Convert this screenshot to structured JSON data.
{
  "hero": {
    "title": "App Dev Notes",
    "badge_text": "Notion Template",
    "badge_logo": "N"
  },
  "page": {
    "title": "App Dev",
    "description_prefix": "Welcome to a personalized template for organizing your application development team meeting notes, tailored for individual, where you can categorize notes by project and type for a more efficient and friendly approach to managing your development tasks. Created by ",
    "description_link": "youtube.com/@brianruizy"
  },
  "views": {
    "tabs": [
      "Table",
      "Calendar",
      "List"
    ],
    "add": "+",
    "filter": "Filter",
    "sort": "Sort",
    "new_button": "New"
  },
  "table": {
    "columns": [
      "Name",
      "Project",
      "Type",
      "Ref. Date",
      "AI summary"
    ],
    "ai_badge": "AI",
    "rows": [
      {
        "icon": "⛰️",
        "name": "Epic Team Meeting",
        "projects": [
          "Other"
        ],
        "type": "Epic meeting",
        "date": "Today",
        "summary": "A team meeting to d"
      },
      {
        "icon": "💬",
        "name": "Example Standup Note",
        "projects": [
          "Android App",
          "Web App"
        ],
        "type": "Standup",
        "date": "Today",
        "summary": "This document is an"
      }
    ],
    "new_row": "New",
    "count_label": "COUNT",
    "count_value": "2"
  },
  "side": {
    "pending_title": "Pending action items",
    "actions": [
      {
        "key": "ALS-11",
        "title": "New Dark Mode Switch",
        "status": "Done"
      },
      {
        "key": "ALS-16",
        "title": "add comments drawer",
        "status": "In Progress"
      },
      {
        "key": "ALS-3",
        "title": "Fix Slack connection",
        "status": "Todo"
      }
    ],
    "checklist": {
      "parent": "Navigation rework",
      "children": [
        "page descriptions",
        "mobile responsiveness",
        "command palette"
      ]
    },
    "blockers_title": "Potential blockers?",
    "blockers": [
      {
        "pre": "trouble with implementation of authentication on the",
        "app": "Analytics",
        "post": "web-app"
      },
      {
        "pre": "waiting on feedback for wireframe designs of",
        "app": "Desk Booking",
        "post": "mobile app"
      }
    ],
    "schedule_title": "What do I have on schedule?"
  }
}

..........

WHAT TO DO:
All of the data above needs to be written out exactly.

OUTPUT FOR THIS EXERCISE:
Convert this screenshot to structured JSON data.
{
  "hero": {
    "title": "App Dev Notes",
    "badge_text": "Notion Template",
    "badge_logo": "N"
  },
  "page": {
    "title": "App Dev",
    "description_prefix": "Welcome to a personalized template for organizing your application development team meeting notes, tailored for individual, where you can categorize notes by project and type for a more efficient and friendly approach to managing your development tasks. Created by ",
    "description_link": "youtube.com/@brianruizy"
  },
  "views": {
    "tabs": [
      "Table",
      "Calendar",
      "List"
    ],
    "add": "+",
    "filter": "Filter",
    "sort": "Sort",
    "new_button": "New"
  },
  "table": {
    "columns": [
      "Name",
      "Project",
      "Type",
      "Ref. Date",
      "AI summary"
    ],
    "ai_badge": "AI",
    "rows": [
      {
        "icon": "⛰️",
        "name": "Epic Team Meeting",
        "projects": [
          "Other"
        ],
        "type": "Epic meeting",
        "date": "Today",
        "summary": "A team meeting to d"
      },
      {
        "icon": "💬",
        "name": "Example Standup Note",
        "projects": [
          "Android App",
          "Web App"
        ],
        "type": "Standup",
        "date": "Today",
        "summary": "This document is an"
      }
    ],
    "new_row": "New",
    "count_label": "COUNT",
    "count_value": "2"
  },
  "side": {
    "pending_title": "Pending action items",
    "actions": [
      {
        "key": "ALS-11",
        "title": "New Dark Mode Switch",
        "status": "Done"
      },
      {
        "key": "ALS-16",
        "title": "add comments drawer",
        "status": "In Progress"
      },
      {
        "key": "ALS-3",
        "title": "Fix Slack connection",
        "status": "Todo"
      }
    ],
    "checklist": {
      "parent": "Navigation rework",
      "children": [
        "page descriptions",
        "mobile responsiveness",
        "command palette"
      ]
    },
    "blockers_title": "Potential blockers?",
    "blockers": [
      {
        "pre": "trouble with implementation of authentication on the",
        "app": "Analytics",
        "post": "web-app"
      },
      {
        "pre": "waiting on feedback for wireframe designs of",
        "app": "Desk Booking",
        "post": "mobile app"
      }
    ],
    "schedule_title": "What do I have on schedule?"
  }
}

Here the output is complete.